Each year at our school we have a Veteran’s Day program. It is an attempt to teach this generation of children not to forget those who lived selflessly before them. It is an intentionally solemn and serious program. Last year our speaker, Trecy Kent husband of fifth grade teacher Martha Kent, was skyped in from Iraq. That in combination with his son Page speaking, allowed our students into the intimate, painful place in which military families live. This year, as Trecy spoke again in front of them in the flesh, they got to experience the joy that follows the long separations. Last year was about moments missed. This year was about being amazing wherever you are. The best tribute you can give a veteran is to be selfless every day and make a difference in YOUR world. It was a wonderful lesson and once again, the kids “got it.”
Afterwards, the students I teach made cards. The notes penned there were evidence of their care for Veterans. However, I wish you could hear the discussions we have before they make the cards. I believe these discussions solidify the understanding of past sacrifices. We talked about the last WWI vet who died last year at the age of 110. We talked about all the family members and friends they know that served…and some who died. We talked about how quickly we are losing our WWII vets, as evidenced by the fact that none stood when that war was called out in the program. Our community’s most famous WWII Vet, Mr. Arnold, who went into the death camps to liberate those held captive, did not attend this year due to the fact that he is battling cancer. Our discussions make children think. They bring history to life.
As an adult, the thing I find most refreshing about these reflections, is that not once is politics mentioned. Not one student talks about anything but respect for those who serve. Never do they mention any politician or their policies. In fact, when they hear that Vietnam Vets were not treated well upon returning to the states, they clap even harder when those that attend the program stand as the conflicts are called out one by one. What the kids do not always see, is the reaction of the Veterans. The gym is a crowded place with the entire school plus the veterans and their families. From where I stand, I get a good view of the tears that flow on the faces of our service men and women both past and present. After the program when they walk down the hallway between a column of cheering sixth graders waving flags, I have the opportunity to watch them stand a little taller. Some allow the tears to run down their faces, others shake hands, and some grin from ear to ear. They bask in the validation and appreciation shown by this generation of children.

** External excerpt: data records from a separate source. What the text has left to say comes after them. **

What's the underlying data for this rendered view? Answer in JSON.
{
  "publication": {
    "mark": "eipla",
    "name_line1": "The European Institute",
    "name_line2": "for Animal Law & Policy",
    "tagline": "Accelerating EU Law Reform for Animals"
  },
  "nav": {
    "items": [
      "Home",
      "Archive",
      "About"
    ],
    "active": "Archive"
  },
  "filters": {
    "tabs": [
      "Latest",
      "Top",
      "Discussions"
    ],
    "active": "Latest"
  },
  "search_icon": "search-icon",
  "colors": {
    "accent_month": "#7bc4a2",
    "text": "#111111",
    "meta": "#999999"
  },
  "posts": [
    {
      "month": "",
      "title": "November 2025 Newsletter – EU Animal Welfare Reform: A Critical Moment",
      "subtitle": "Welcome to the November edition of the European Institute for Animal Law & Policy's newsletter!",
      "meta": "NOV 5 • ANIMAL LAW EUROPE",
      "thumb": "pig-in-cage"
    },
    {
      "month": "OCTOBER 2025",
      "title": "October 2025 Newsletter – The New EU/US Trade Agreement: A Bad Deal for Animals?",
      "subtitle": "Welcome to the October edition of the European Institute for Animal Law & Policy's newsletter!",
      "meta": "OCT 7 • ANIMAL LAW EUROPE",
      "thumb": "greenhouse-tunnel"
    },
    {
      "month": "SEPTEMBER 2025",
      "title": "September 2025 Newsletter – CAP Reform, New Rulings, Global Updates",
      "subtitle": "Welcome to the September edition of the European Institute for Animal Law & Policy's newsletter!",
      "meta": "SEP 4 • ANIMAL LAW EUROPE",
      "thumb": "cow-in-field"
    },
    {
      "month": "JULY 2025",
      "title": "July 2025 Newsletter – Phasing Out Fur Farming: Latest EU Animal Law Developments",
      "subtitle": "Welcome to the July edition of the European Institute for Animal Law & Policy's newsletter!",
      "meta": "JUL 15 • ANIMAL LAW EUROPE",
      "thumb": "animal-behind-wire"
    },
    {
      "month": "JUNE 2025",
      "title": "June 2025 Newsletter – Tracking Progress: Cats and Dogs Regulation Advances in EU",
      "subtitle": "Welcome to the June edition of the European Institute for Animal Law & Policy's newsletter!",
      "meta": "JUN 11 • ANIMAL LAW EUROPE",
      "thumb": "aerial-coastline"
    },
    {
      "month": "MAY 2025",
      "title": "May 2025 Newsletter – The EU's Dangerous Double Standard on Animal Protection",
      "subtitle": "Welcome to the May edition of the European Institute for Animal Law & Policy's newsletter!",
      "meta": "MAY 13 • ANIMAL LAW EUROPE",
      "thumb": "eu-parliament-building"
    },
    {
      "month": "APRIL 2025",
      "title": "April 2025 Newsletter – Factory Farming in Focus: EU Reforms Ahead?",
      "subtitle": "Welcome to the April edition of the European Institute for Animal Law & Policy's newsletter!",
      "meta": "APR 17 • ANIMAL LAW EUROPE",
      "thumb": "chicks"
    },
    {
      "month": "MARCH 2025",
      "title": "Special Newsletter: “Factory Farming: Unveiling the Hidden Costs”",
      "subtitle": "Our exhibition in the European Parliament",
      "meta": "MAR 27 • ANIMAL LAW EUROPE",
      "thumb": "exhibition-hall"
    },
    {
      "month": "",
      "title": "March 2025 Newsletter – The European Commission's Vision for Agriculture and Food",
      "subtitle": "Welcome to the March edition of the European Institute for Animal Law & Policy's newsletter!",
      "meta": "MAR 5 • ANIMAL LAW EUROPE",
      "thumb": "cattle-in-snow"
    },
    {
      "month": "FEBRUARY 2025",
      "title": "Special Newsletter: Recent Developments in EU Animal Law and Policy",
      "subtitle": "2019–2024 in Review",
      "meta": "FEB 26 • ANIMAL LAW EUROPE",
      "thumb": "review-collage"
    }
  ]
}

This year I talked to a man who was in Korea who was teary eyed. He shared his story of how he lost part of a finger to frostbite. Another told of his service in Vietnam. The Desert Storm vets remember the heat and the sand. No matter what the conflict in which they served, they are all humble and feel that they were just doing their jobs….a small thing in their eyes. However, looking back, we can see that all those small things added up to heroic things. I think it is one day they feel comfortable to share their stories, which of course, I go back into the classroom and share with our students. I am quite sure these men and women’s stories of personal sacrifice will not be on the CRCT test in the spring. But sometimes the most important lessons students learn are not academic. Veteran’s Day is one of the days that students learn about character, and what it looks like up close and personal. THAT, to me, is what teaching is all about.